  • Merchants from around Franklin County united in opposition to the proposed courthouse sales tax, which failed by a large margin in Tuesday's election.

    Merchants from around Franklin County united in opposition to the proposed courthouse sales tax, which failed by a large margin in Tuesday's election.
    Photo by Holly Kee

 
BY GEOFFREY RITTER
gritter@localsouthernnews.com
Posted on 4/6/2017, 5:00 AM

Franklin County won't see a new courthouse anytime soon "unless something drastically shifts," one county board member said Wednesday, a day after voters roundly rejected a sales tax hike to replace the county's 140-year-old courthouse.

"There is no plan B," County Board member Tom Vaughn said Wednesday. "I wasn't making that up. We have a budget that has no extra revenue. We don't have any money to invest in it. Illinois has no money. We're like orphans out here."

Such is the reality that follows Tuesday's referendum vote, which saw nearly two-thirds of voters pass on a proposal to levy a 1 percent sales tax to pay for a new $20 million courthouse. County officials said the 1 percent sales tax would have expired in no more than 20 years, but their arguments ran headlong into business-minded opposition that agreed with the need for a new courthouse, but rejected to raising taxes to pay for it.

"We just can't raise taxes to do it," County Seat Antique Mall owner Ken Burzynski told the Evening News after Tuesday's vote was tallied. "We have to find another way."

Now, however, some county leaders say there is no other way -- and they say they are unlikely to ask taxpayers for the money via a sales tax referendum again.

" We'll just have to listen to the people," County Board Chairman Randall Crocker said Wednesday. "I understand people's thoughts, and we will try to honor those."

Tuesday's referendum failure followed a similar experience in 2015, when voters recected a .25 percent sales tax bump to pay for maintenance on the existing courthouse.

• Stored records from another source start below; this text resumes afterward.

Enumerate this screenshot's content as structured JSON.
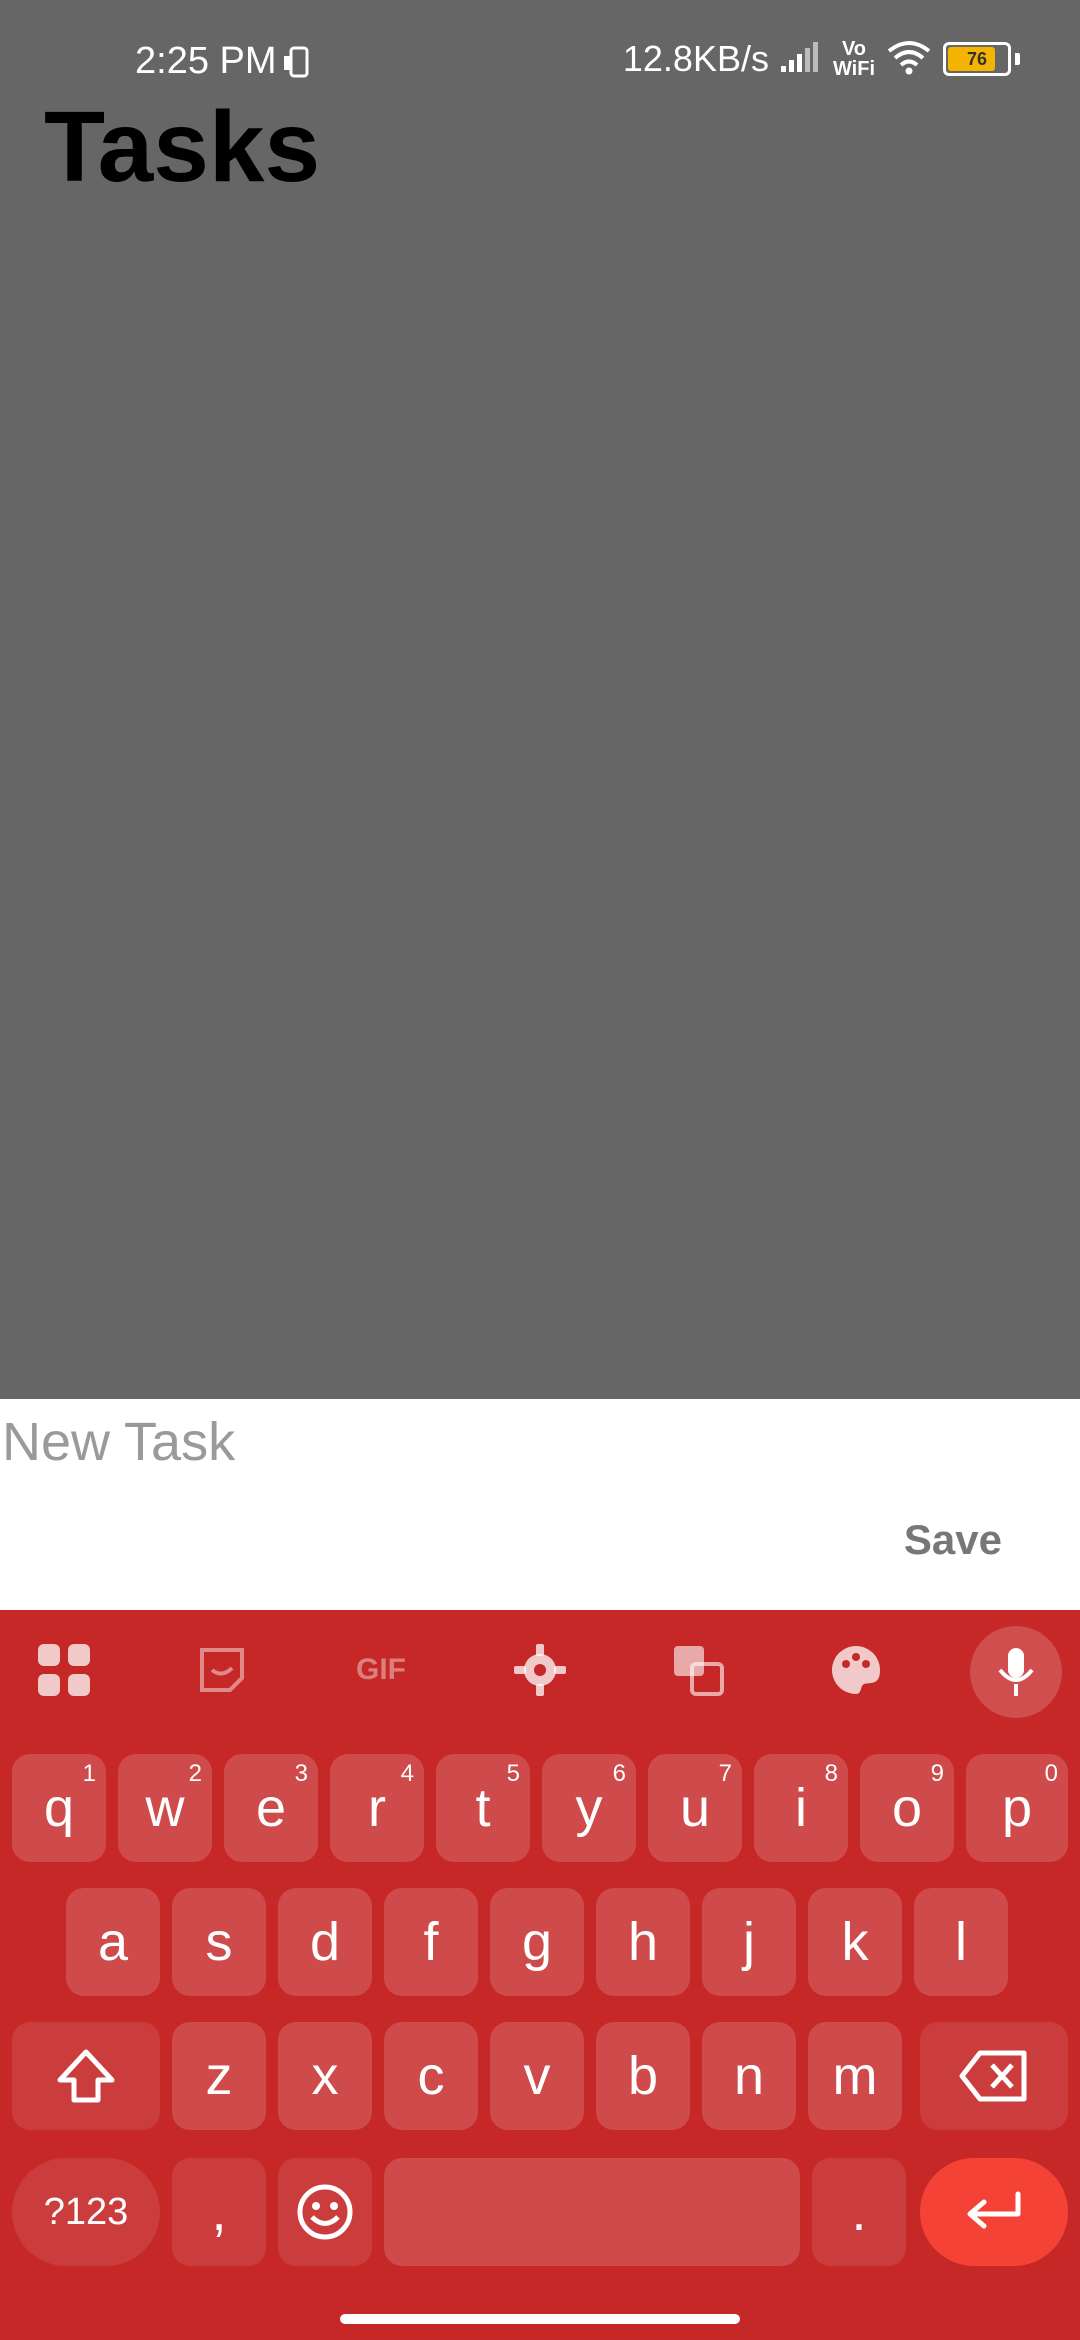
{
  "status_bar": {
    "time": "2:25 PM",
    "net_speed": "12.8KB/s",
    "vowifi_top": "Vo",
    "vowifi_bottom": "WiFi",
    "battery": "76"
  },
  "app": {
    "title": "Tasks"
  },
  "task_panel": {
    "input_placeholder": "New Task",
    "input_value": "",
    "save_label": "Save"
  },
  "keyboard": {
    "toolbar_icons": [
      "apps-icon",
      "sticker-icon",
      "gif-icon",
      "gear-icon",
      "translate-icon",
      "palette-icon",
      "mic-icon"
    ],
    "gif_label": "GIF",
    "row1": [
      {
        "key": "q",
        "hint": "1"
      },
      {
        "key": "w",
        "hint": "2"
      },
      {
        "key": "e",
        "hint": "3"
      },
      {
        "key": "r",
        "hint": "4"
      },
      {
        "key": "t",
        "hint": "5"
      },
      {
        "key": "y",
        "hint": "6"
      },
      {
        "key": "u",
        "hint": "7"
      },
      {
        "key": "i",
        "hint": "8"
      },
      {
        "key": "o",
        "hint": "9"
      },
      {
        "key": "p",
        "hint": "0"
      }
    ],
    "row2": [
      "a",
      "s",
      "d",
      "f",
      "g",
      "h",
      "j",
      "k",
      "l"
    ],
    "row3": [
      "z",
      "x",
      "c",
      "v",
      "b",
      "n",
      "m"
    ],
    "symbols_label": "?123",
    "comma_label": ",",
    "period_label": ".",
    "accent_color": "#c62828",
    "enter_color": "#f44336"
  }
}
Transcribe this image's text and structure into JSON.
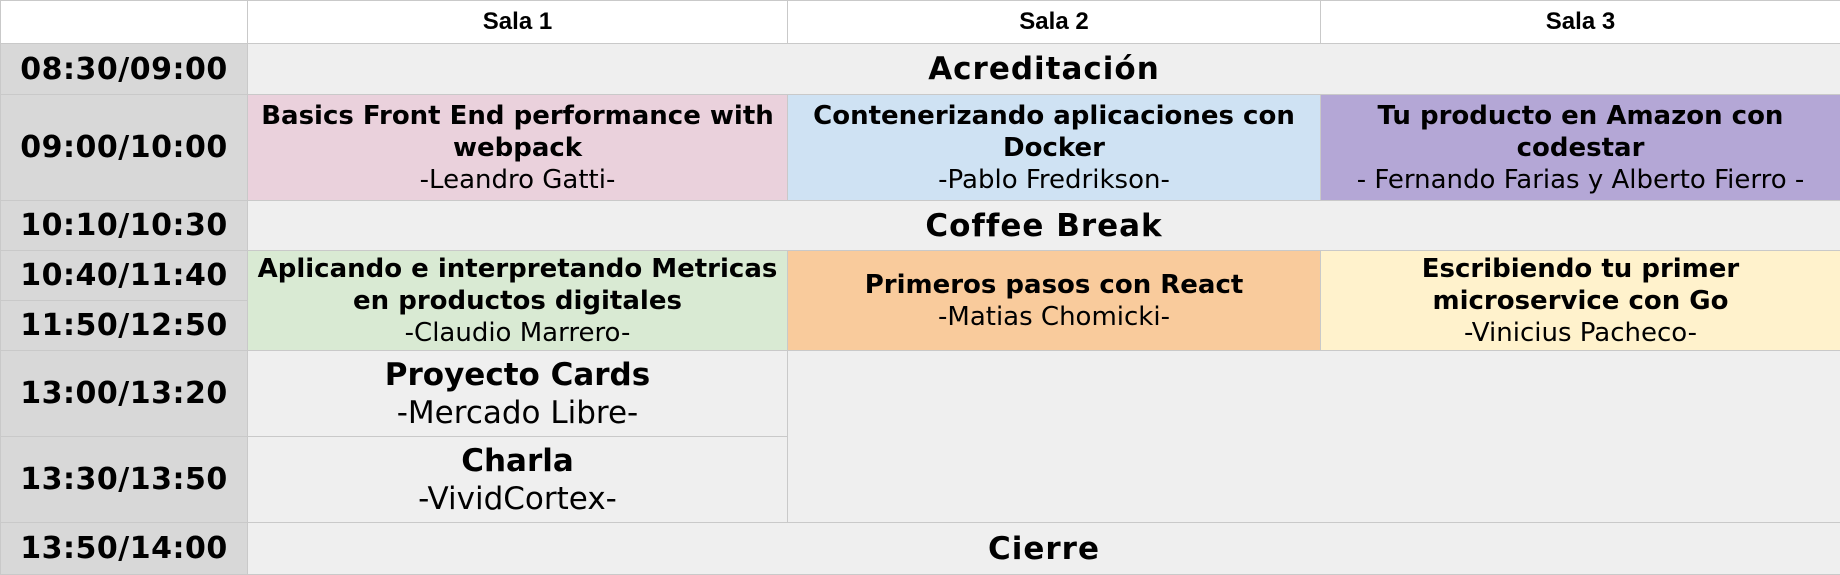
{
  "header": {
    "rooms": [
      "Sala 1",
      "Sala 2",
      "Sala 3"
    ]
  },
  "times": [
    "08:30/09:00",
    "09:00/10:00",
    "10:10/10:30",
    "10:40/11:40",
    "11:50/12:50",
    "13:00/13:20",
    "13:30/13:50",
    "13:50/14:00"
  ],
  "plenary": {
    "acreditacion": "Acreditación",
    "coffee": "Coffee Break",
    "cierre": "Cierre"
  },
  "talks": {
    "t1": {
      "title": "Basics Front End performance with webpack",
      "speaker": "-Leandro Gatti-",
      "color": "#ead1dc"
    },
    "t2": {
      "title": "Contenerizando aplicaciones con Docker",
      "speaker": "-Pablo Fredrikson-",
      "color": "#cfe2f3"
    },
    "t3": {
      "title": "Tu producto en Amazon con codestar",
      "speaker": "- Fernando Farias y Alberto Fierro -",
      "color": "#b4a7d6"
    },
    "t4": {
      "title": "Aplicando e interpretando Metricas en productos digitales",
      "speaker": "-Claudio Marrero-",
      "color": "#d9ead3"
    },
    "t5": {
      "title": "Primeros pasos con React",
      "speaker": "-Matias Chomicki-",
      "color": "#f9cb9c"
    },
    "t6": {
      "title": "Escribiendo tu primer microservice con Go",
      "speaker": "-Vinicius Pacheco-",
      "color": "#fff2cc"
    },
    "t7": {
      "title": "Proyecto Cards",
      "speaker": "-Mercado Libre-",
      "color": "#efefef"
    },
    "t8": {
      "title": "Charla",
      "speaker": "-VividCortex-",
      "color": "#efefef"
    }
  }
}
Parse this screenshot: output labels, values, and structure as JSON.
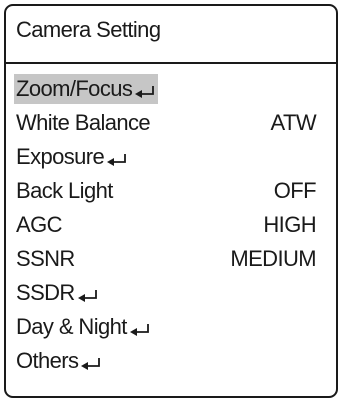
{
  "menu": {
    "title": "Camera Setting",
    "items": [
      {
        "label": "Zoom/Focus",
        "value": "",
        "submenu": true,
        "selected": true
      },
      {
        "label": "White Balance",
        "value": "ATW",
        "submenu": false,
        "selected": false
      },
      {
        "label": "Exposure",
        "value": "",
        "submenu": true,
        "selected": false
      },
      {
        "label": "Back Light",
        "value": "OFF",
        "submenu": false,
        "selected": false
      },
      {
        "label": "AGC",
        "value": "HIGH",
        "submenu": false,
        "selected": false
      },
      {
        "label": "SSNR",
        "value": "MEDIUM",
        "submenu": false,
        "selected": false
      },
      {
        "label": "SSDR",
        "value": "",
        "submenu": true,
        "selected": false
      },
      {
        "label": "Day & Night",
        "value": "",
        "submenu": true,
        "selected": false
      },
      {
        "label": "Others",
        "value": "",
        "submenu": true,
        "selected": false
      }
    ]
  },
  "colors": {
    "border": "#1a1a1a",
    "text": "#1a1a1a",
    "selection": "#c6c6c6",
    "background": "#ffffff"
  },
  "icons": {
    "submenu": "enter-return-icon"
  }
}
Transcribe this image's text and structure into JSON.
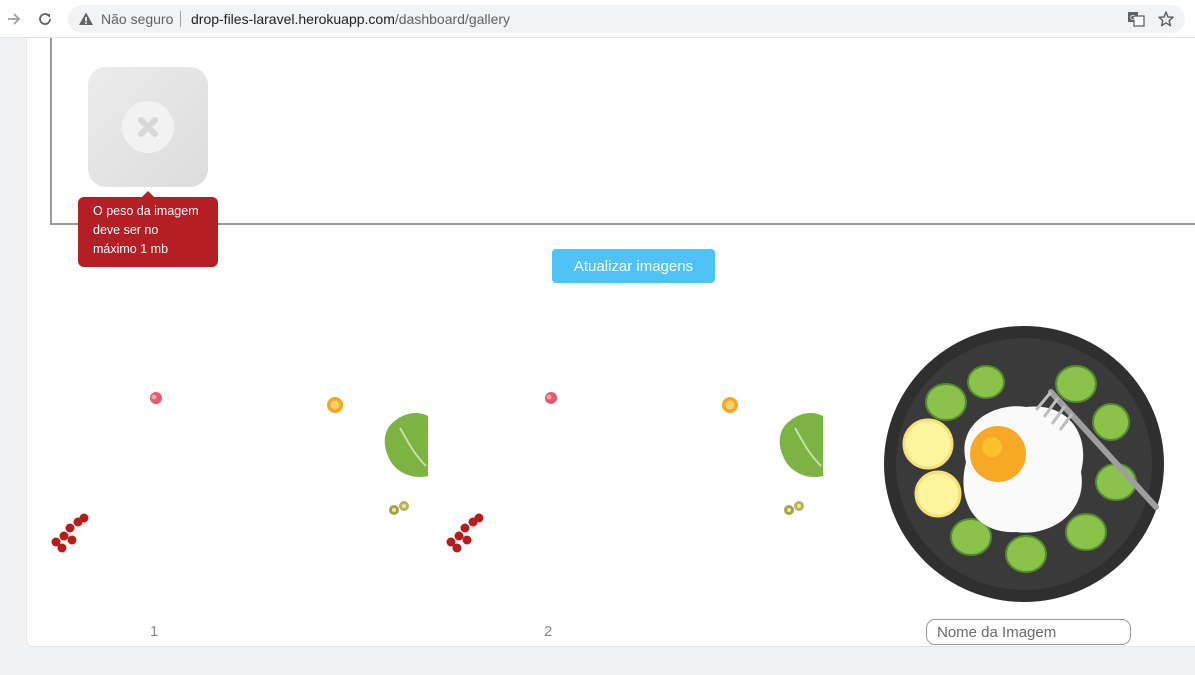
{
  "browser": {
    "security_label": "Não seguro",
    "url_host": "drop-files-laravel.herokuapp.com",
    "url_path": "/dashboard/gallery"
  },
  "dropzone": {
    "error_message": "O peso da imagem deve ser no máximo 1 mb"
  },
  "actions": {
    "update_label": "Atualizar imagens"
  },
  "gallery": {
    "items": [
      {
        "label": "1"
      },
      {
        "label": "2"
      }
    ],
    "name_placeholder": "Nome da Imagem"
  },
  "colors": {
    "accent": "#4fc3f7",
    "error": "#b31f24"
  }
}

Vaughn said widespread anti-government sentiment contributed to the failure of the most recent effort.

"A lot of people have a mentality that is very against government spending," Vaughn said. "But this was the game. We really thought this was the best approach. I don't think there is another plan."

Crocker said selling bonds to pay for a new courthouse is not feasible and would be "a monumental project for us," and Vaughn said research has found there to be little in the way of grant funding available to counties for such projects.

Crocker said that until another option surfaces, county leaders will just have to hope for the best. They have little other choice.

"I just hope nothing major happens in the coming months or years," Crocker said.